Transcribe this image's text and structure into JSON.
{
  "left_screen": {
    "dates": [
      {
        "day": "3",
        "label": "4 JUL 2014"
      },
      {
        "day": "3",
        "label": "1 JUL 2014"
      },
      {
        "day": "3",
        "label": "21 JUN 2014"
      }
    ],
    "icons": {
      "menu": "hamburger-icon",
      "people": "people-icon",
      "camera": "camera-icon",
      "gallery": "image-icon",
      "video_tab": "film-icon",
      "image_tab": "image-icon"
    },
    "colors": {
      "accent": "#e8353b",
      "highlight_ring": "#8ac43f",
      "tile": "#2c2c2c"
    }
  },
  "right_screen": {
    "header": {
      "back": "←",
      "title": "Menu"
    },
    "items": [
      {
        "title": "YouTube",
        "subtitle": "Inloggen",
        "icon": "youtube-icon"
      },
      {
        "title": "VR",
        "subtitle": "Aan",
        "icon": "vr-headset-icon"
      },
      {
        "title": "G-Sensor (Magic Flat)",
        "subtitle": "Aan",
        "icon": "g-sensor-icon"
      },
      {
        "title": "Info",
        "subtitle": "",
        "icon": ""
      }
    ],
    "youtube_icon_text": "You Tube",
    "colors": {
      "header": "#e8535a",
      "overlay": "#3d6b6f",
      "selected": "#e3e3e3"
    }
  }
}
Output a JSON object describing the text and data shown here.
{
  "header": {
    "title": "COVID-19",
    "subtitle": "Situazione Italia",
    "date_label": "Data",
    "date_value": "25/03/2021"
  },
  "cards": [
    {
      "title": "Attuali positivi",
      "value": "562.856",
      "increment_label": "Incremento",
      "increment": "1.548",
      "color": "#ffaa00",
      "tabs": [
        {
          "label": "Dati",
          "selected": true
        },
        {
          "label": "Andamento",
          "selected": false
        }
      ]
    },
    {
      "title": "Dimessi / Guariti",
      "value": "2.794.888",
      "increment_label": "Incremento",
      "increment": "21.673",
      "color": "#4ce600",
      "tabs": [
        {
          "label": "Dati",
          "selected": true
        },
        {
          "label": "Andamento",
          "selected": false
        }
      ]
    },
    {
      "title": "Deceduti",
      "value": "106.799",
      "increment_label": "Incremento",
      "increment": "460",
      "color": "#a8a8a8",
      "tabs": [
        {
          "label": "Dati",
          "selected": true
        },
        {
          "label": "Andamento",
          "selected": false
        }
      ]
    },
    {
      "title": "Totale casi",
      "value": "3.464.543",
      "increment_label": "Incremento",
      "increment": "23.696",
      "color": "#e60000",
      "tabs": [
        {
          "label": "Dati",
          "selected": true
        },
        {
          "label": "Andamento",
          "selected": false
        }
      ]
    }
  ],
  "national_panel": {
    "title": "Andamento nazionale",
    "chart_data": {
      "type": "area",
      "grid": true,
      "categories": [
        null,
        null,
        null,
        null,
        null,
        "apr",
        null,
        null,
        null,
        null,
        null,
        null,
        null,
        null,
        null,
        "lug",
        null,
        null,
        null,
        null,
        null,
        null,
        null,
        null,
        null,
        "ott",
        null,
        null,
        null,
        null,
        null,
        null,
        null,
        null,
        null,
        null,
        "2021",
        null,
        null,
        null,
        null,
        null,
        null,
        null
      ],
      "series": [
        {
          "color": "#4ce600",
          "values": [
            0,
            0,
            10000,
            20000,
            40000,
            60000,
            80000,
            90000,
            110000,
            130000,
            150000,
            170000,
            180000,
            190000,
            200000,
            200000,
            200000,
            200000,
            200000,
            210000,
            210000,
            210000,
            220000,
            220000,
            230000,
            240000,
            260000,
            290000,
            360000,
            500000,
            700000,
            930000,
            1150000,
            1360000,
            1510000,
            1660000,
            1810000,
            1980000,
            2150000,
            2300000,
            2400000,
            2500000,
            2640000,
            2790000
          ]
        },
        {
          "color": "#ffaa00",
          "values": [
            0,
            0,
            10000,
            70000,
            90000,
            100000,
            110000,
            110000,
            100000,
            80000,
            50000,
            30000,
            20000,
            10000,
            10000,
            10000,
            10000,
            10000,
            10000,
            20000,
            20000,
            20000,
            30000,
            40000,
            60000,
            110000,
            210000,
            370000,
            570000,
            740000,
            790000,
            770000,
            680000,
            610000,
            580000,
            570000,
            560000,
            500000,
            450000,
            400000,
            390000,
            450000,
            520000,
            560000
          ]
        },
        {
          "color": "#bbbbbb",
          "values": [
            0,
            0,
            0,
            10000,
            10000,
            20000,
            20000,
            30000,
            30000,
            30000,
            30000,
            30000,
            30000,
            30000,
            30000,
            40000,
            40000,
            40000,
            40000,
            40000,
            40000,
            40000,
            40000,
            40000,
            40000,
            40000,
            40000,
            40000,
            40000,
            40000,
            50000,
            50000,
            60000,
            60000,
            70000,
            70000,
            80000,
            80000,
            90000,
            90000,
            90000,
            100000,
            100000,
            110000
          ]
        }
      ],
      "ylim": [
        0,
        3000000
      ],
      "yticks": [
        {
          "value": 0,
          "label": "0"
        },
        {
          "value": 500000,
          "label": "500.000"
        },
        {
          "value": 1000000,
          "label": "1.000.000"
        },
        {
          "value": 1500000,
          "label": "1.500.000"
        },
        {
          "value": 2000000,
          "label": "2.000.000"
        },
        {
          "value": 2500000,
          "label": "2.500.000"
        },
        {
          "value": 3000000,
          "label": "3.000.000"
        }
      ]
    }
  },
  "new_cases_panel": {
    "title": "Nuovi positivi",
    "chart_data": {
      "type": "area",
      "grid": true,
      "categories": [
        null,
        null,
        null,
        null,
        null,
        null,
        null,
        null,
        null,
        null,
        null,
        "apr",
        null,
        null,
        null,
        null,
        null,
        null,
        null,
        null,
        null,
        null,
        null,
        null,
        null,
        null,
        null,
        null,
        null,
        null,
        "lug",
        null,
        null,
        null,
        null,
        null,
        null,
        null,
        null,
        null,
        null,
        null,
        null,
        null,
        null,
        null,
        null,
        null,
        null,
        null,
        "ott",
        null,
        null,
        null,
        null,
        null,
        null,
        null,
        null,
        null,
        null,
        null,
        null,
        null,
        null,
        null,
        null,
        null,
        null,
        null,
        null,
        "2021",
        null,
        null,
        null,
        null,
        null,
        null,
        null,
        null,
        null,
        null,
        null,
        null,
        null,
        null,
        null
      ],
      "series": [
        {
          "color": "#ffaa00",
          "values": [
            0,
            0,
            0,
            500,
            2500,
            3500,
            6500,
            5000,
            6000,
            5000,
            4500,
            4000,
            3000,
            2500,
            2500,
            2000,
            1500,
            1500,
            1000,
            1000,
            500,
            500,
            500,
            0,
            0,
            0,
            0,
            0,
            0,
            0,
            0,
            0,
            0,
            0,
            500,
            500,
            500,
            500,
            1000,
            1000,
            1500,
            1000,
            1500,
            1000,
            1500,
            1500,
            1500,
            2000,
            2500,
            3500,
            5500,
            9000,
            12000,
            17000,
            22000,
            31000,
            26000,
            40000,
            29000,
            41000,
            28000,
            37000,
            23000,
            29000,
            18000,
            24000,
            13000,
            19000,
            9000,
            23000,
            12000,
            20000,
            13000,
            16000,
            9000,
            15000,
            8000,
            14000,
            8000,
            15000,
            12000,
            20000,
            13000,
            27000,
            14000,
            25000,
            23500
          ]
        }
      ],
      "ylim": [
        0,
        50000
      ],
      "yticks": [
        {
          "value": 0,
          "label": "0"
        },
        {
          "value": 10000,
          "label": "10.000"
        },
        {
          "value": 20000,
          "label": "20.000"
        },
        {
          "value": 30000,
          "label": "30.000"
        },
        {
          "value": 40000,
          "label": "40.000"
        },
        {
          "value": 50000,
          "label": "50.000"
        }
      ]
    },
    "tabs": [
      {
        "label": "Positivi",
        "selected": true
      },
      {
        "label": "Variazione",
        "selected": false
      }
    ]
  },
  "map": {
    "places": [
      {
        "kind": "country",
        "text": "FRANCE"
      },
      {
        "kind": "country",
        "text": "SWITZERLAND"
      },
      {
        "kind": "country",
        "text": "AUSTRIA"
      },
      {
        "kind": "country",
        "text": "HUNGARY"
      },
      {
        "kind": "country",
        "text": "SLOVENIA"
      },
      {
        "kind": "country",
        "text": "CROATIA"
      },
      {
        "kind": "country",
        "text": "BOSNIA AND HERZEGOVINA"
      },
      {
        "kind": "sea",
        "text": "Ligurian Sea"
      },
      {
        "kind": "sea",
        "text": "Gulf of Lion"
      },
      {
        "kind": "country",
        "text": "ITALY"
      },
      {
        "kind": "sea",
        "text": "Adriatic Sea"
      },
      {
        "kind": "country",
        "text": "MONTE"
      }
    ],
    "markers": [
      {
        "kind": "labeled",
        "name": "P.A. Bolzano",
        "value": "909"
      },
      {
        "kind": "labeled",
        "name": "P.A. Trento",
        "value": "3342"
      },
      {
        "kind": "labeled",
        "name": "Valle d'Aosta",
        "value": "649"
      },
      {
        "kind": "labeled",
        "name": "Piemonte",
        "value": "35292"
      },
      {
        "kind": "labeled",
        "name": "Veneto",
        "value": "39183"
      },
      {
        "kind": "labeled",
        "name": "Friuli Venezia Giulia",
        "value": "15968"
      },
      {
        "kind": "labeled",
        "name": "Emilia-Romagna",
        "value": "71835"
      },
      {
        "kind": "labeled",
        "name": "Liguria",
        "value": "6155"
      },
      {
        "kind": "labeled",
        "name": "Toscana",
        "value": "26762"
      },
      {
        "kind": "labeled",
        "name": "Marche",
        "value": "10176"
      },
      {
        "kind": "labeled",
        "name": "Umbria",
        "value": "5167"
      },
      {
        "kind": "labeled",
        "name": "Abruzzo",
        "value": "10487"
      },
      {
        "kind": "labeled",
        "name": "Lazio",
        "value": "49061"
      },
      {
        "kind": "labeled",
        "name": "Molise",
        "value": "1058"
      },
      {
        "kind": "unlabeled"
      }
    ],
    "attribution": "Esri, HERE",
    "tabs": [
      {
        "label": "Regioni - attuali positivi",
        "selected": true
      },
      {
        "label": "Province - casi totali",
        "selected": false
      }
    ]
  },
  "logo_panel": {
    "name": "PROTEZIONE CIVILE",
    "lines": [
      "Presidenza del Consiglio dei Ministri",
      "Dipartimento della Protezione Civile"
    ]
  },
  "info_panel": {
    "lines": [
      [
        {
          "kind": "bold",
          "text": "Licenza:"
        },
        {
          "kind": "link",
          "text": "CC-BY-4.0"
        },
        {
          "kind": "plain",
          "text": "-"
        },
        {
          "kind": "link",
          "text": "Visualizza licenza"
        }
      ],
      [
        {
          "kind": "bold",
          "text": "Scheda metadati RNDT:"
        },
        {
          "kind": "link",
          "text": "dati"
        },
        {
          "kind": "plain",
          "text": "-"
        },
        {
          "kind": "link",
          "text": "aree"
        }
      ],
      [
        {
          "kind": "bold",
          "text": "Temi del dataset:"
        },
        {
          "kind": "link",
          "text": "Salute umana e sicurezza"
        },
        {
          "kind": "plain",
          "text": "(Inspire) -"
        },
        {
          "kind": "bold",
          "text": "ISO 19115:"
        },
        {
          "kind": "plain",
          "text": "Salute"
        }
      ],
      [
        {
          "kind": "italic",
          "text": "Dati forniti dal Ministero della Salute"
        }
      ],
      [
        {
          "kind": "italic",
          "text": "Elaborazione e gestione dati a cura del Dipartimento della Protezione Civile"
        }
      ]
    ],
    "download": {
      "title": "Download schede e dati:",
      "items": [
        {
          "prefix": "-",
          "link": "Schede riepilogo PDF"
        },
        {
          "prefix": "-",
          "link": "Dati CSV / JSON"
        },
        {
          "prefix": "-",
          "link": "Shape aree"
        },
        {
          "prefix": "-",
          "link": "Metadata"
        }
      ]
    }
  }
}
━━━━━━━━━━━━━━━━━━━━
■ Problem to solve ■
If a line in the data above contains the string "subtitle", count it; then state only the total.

■ Exercise answer ■
5